:: Exercise ::
Work out how many lines of the material contain the string "transaction"; the answer is that number only.

[The data Boundary: Start]

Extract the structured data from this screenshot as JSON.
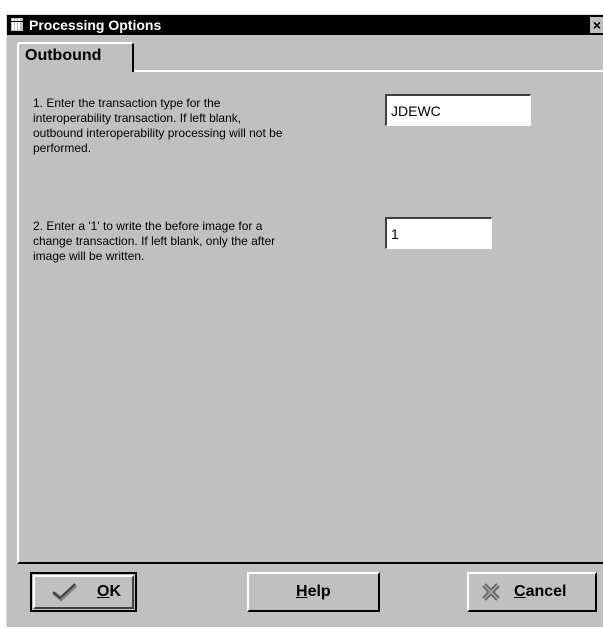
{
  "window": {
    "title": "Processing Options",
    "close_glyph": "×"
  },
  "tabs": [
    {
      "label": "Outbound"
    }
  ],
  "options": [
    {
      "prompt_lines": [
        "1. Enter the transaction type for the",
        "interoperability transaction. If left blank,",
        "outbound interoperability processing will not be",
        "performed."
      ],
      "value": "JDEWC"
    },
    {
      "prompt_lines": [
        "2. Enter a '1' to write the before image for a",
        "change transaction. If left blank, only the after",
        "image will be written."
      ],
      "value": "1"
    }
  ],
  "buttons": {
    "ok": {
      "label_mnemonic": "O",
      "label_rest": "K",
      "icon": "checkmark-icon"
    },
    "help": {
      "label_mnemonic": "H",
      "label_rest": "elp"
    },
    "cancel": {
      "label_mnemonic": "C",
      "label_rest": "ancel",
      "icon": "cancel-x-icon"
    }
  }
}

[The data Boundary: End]

:: Your solution ::
3